The maps shown here cover the
rest of the century with at least one map per decade.
PENNSYLVANIA, published and printed by the Thos. D.
Murphy Co., Red Oak, Iowa. The map occupies about two-thirds
of the sheet and contains insets of Pittsburgh and
Philadelphia at the top. At the bottom is a 1951 calendar
which is the date used here, although it was probably
printed in 1950 as advertisement for an insurance company
in Lancaster. Main roads are shown with bright red lines,
although this obviously is not a road map. The verso has
a gazetteer with 1950 census. Scale: 1 inch = 15 miles.
Size: 15.5 x 20 inches (map).
GEOLOGIC MAP OF PENNSYLVANIA, published by the
Commonwealth of Pennsylvania, Department of Internal
Affairs, Topographic and Geological Survey, printed by
Williams & Heintz Map Corp., Washington. This is a
small section of a huge map and shows the Allegheny front
in the Altoona region. The colors denote the surface
geological layers. Blank verso. Scale: 1 inch = 4 miles.
Size of complete map 58 x 82 inches.
ALLEGHENY RIVER - CHART NO. 1, a river navigation map
showing a section of the river through Pittsburgh. This
map is from Allegheny & Monongahela Rivers
Naviagtion Charts, published by the Corps of
Engineers, Pittsburgh District 1974, which is a 40 page
set of charts used by river pilots. Of course, this set
is now out of date.
(Southwestern Pennsylvania) This is an infared image
taken from space by the Landsat satellite and published
by the United States government. It is printed on heavy
photographic paper and dates from the mid 1980s. Only
part of the complete image is pictured and shows the
Youghiogheney River in southwest Pennsylvania running
northwest from the Youghiogheney Reservoir to join with
the Monongahela River partially shown at the left edge.
Vegetation appears red in this image and reflective
surfaces in white. The white dots are clouds hung up on
the ridge tops. The dark, splotchy areas are towns; the
one in the center of the image next to the river is

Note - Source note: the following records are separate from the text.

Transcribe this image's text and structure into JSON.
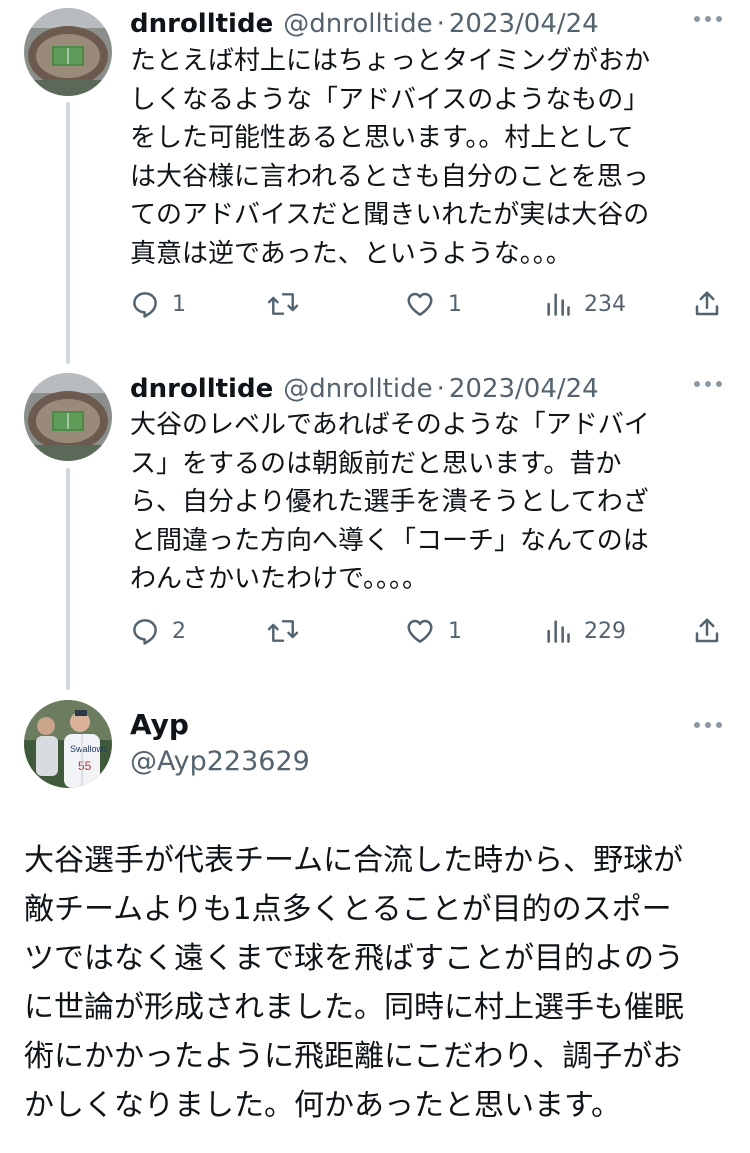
{
  "tweets": [
    {
      "name": "dnrolltide",
      "handle": "@dnrolltide",
      "separator": "·",
      "date": "2023/04/24",
      "lines": [
        "たとえば村上にはちょっとタイミングがおか",
        "しくなるような「アドバイスのようなもの」",
        "をした可能性あると思います。。村上として",
        "は大谷様に言われるとさも自分のことを思っ",
        "てのアドバイスだと聞きいれたが実は大谷の",
        "真意は逆であった、というような。。。"
      ],
      "replies": "1",
      "likes": "1",
      "views": "234"
    },
    {
      "name": "dnrolltide",
      "handle": "@dnrolltide",
      "separator": "·",
      "date": "2023/04/24",
      "lines": [
        "大谷のレベルであればそのような「アドバイ",
        "ス」をするのは朝飯前だと思います。昔か",
        "ら、自分より優れた選手を潰そうとしてわざ",
        "と間違った方向へ導く「コーチ」なんてのは",
        "わんさかいたわけで。。。。"
      ],
      "replies": "2",
      "likes": "1",
      "views": "229"
    }
  ],
  "main": {
    "name": "Ayp",
    "handle": "@Ayp223629",
    "lines": [
      "大谷選手が代表チームに合流した時から、野球が",
      "敵チームよりも1点多くとることが目的のスポー",
      "ツではなく遠くまで球を飛ばすことが目的よのう",
      "に世論が形成されました。同時に村上選手も催眠",
      "術にかかったように飛距離にこだわり、調子がお",
      "かしくなりました。何かあったと思います。"
    ]
  },
  "icons": {
    "reply": "reply-icon",
    "retweet": "retweet-icon",
    "like": "heart-icon",
    "views": "views-icon",
    "share": "share-icon",
    "more": "more-icon"
  },
  "colors": {
    "text": "#0f1419",
    "secondary": "#536471",
    "thread_line": "#cfd9de"
  }
}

Connellsville. Uniontown is slightly south and Greensburg
is at the top of the image. Blank verso. Scale: 1 inch =
4 miles. Size of complete image 24 x 30 inches.
PENNSYLVANIA'S HERITAGE REGIONS, published by the
Pennsylvania Department of Conservation and Natural
Resources . A colorful figurative free map advertising
state tourist attractions with no geographical detail.
Text on the verso. Scale: 1 inch = 15 miles. Size: 18 x
COMMONWEALTH OF PENNSYLVANIA LAND COVER MAP 66, Interior-Geological
Survey, Reston VA 2000. U. S. Department of the Interior,
U. S. Geological Survey. This map displays types of land
cover using 15 different colors and categories. The major
categories are Developed (reddish), Forested (greenish),
Cultivated (yellowish), Barren (grayish), and Water (bluish).
It was prepared in partnership with the Pennsylvania
Topographic and Geologic Survey and is available from the
state Department of Conservation and Natural Resources or
from the U. S. government. Only a section around
Pittsburgh from this large and beautiful map is shown
here. Blank verso. Scale: 1 inch = 8 miles. Size: 26 x 40
GEOLOGIC SHADED-RELIEF MAP OF PENNSYLVANIA, compiled by
Christine E. Miles, Interior-Geological Survey, Reston VA
2003. Department of Conservation and Natural Resources,
Bureau of Topographic and Geologic Survey, Pennsylvania.
This is a state map issued jointly with the U. S.
government. It displays types of surface structure using
both color and shaded relief. Streams and outlines of
counties are also shown. This is the latest successor to
Henry Darwin Rogers' classic 1858 geological map. This
map is number 67 and is a companion to the one above.
Blank verso. Scale: 1 inch = 8 miles. Size: 32.5 x 44